• _EXTRACTED MATERIAL_
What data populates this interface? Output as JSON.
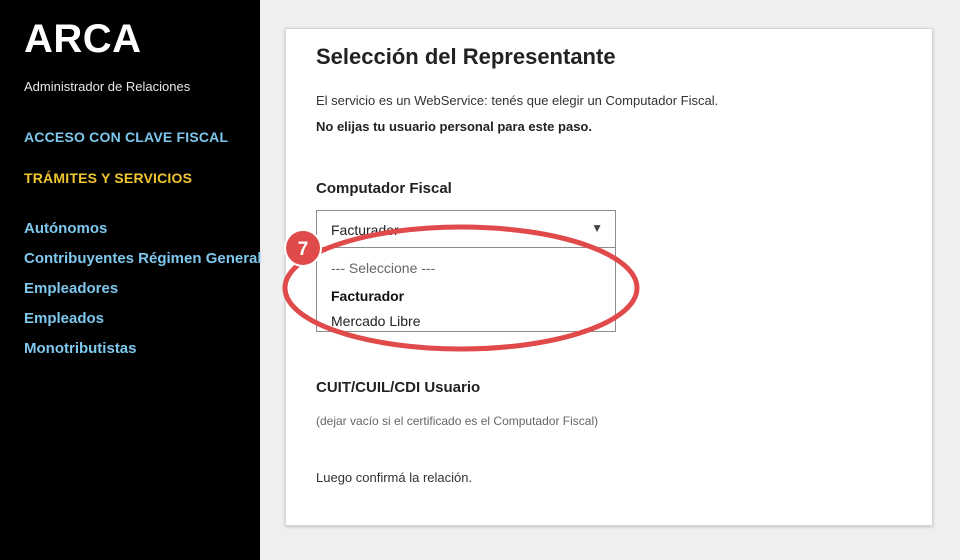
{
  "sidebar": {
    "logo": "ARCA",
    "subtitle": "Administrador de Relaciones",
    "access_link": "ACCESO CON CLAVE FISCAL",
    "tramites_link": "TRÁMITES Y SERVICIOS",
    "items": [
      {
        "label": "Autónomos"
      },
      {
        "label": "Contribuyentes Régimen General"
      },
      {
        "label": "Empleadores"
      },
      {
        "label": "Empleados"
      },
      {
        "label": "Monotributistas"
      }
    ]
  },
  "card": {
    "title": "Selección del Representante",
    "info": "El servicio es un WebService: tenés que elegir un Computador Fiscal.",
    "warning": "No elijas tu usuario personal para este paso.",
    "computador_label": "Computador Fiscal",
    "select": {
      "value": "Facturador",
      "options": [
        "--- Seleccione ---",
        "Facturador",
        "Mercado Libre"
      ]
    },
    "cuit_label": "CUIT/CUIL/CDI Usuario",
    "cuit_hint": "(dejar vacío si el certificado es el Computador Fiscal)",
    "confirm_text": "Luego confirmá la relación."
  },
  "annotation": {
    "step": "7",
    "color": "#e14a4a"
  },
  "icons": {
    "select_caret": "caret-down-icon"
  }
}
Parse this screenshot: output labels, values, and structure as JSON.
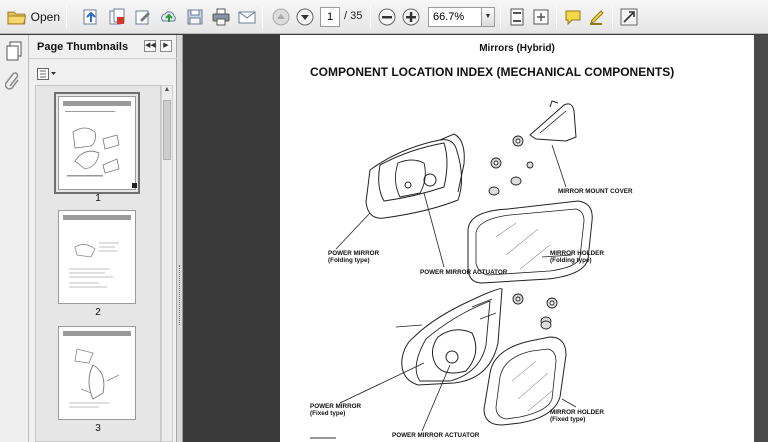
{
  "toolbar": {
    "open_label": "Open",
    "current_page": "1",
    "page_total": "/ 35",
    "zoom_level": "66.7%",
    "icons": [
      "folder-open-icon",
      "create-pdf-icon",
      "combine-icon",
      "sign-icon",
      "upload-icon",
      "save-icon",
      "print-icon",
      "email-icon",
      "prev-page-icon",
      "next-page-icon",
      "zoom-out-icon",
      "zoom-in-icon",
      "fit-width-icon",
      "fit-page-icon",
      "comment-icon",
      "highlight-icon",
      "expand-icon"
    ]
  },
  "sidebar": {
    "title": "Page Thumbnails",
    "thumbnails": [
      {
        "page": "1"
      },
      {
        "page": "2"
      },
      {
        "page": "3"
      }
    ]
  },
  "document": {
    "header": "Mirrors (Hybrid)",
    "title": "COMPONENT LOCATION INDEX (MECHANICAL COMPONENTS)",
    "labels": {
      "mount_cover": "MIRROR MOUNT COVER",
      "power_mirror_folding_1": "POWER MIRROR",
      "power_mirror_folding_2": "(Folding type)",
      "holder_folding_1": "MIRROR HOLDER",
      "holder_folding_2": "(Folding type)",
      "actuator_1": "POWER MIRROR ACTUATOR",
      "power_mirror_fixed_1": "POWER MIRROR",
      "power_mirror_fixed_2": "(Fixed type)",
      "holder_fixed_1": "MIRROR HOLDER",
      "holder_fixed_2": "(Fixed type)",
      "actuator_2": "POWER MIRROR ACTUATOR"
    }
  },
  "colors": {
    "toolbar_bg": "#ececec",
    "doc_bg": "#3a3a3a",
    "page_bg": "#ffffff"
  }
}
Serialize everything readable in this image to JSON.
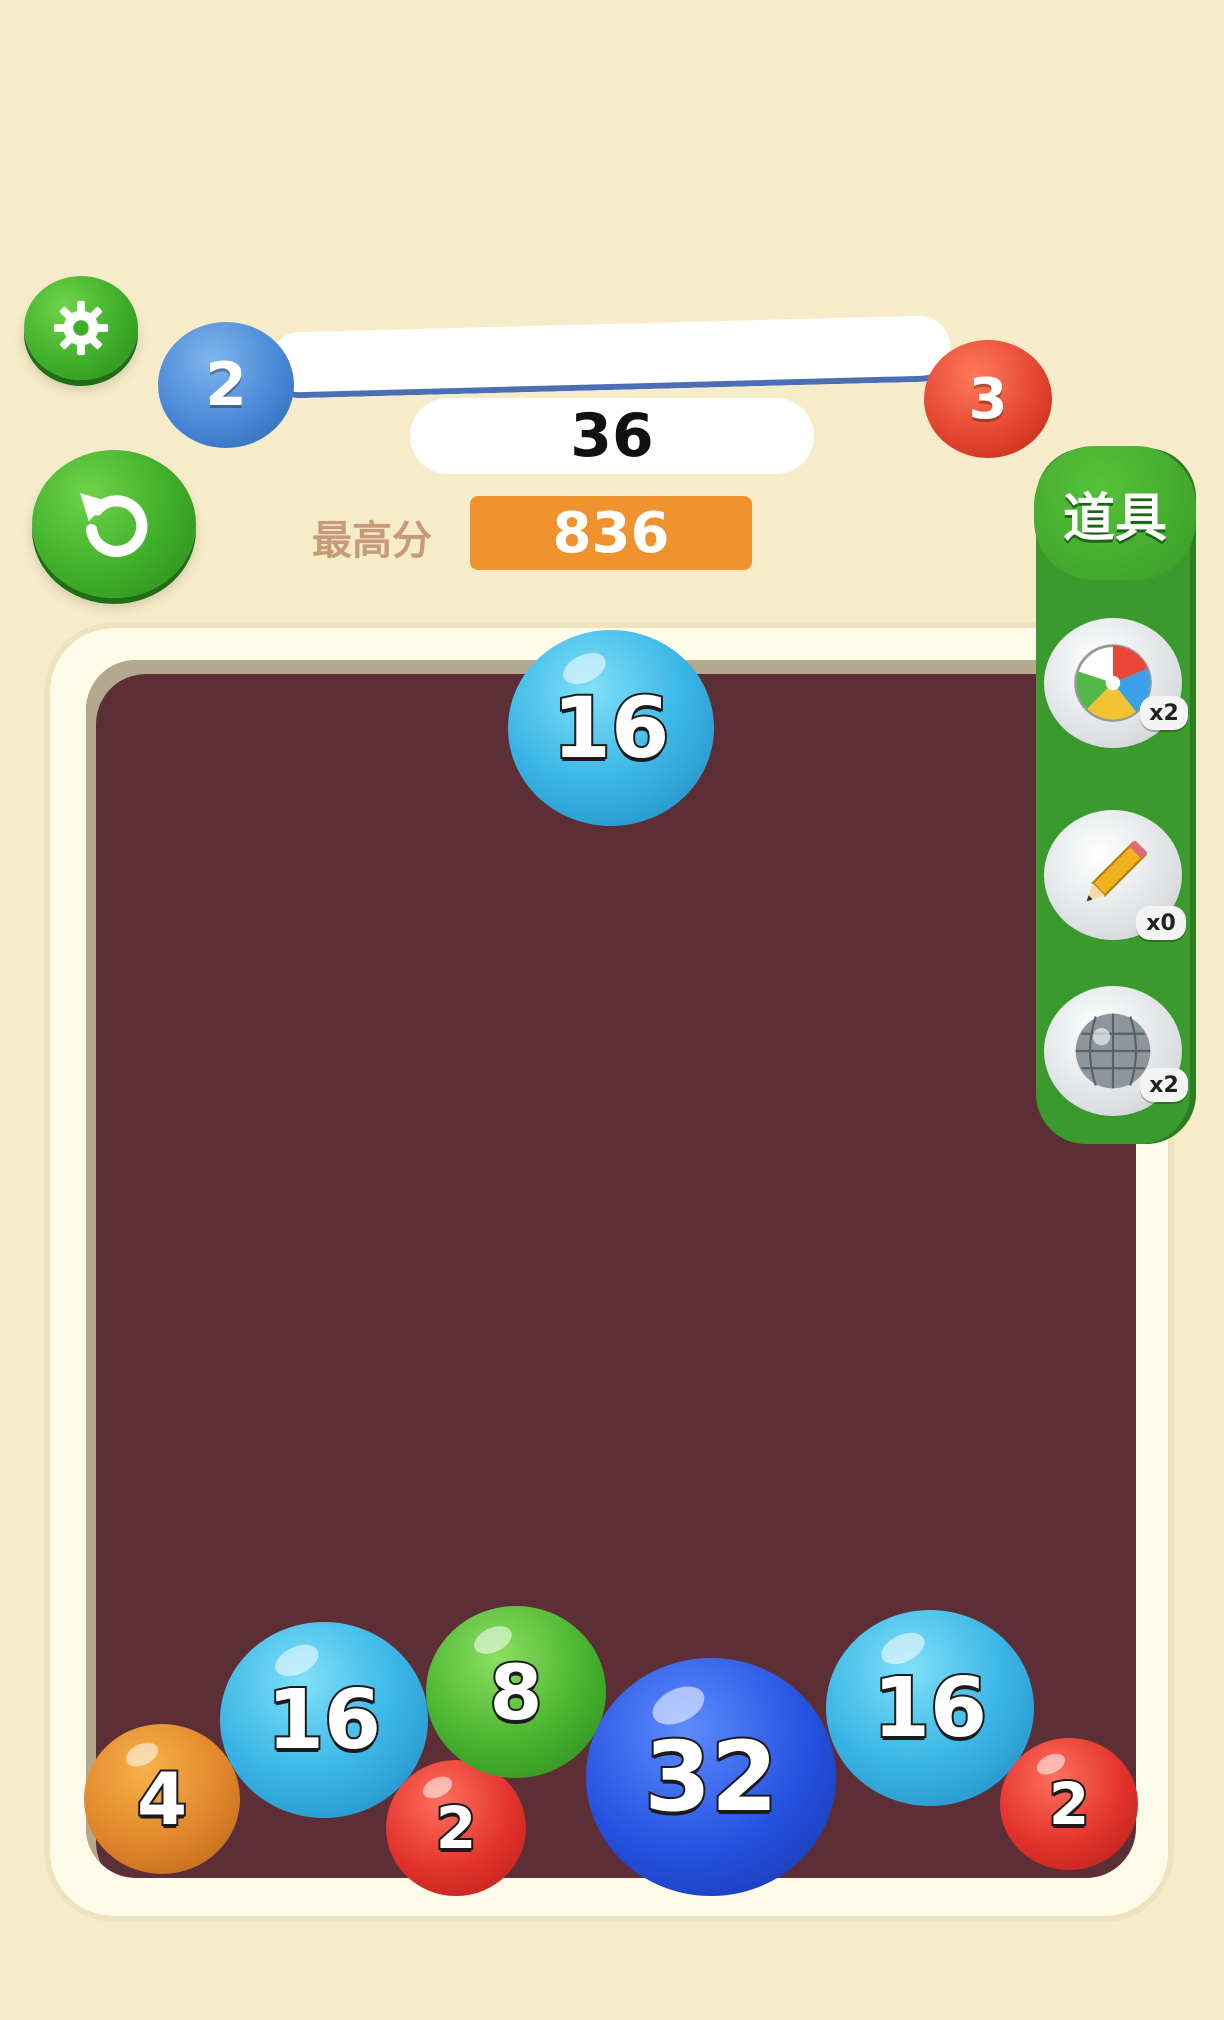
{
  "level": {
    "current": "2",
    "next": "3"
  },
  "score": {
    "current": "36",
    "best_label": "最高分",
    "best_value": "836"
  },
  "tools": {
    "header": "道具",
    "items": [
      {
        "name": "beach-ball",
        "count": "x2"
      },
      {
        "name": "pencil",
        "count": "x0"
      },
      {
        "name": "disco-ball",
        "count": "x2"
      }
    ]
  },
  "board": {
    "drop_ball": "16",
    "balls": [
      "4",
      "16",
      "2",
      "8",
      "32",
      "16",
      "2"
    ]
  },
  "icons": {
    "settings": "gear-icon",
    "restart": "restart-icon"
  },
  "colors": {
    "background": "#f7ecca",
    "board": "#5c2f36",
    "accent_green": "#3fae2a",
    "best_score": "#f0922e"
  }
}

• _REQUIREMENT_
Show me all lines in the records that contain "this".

• _ANSWER BOX_
What data populates this interface? Output as JSON.
Parse this screenshot: output labels, values, and structure as JSON.
Serialize everything readable in this image to JSON.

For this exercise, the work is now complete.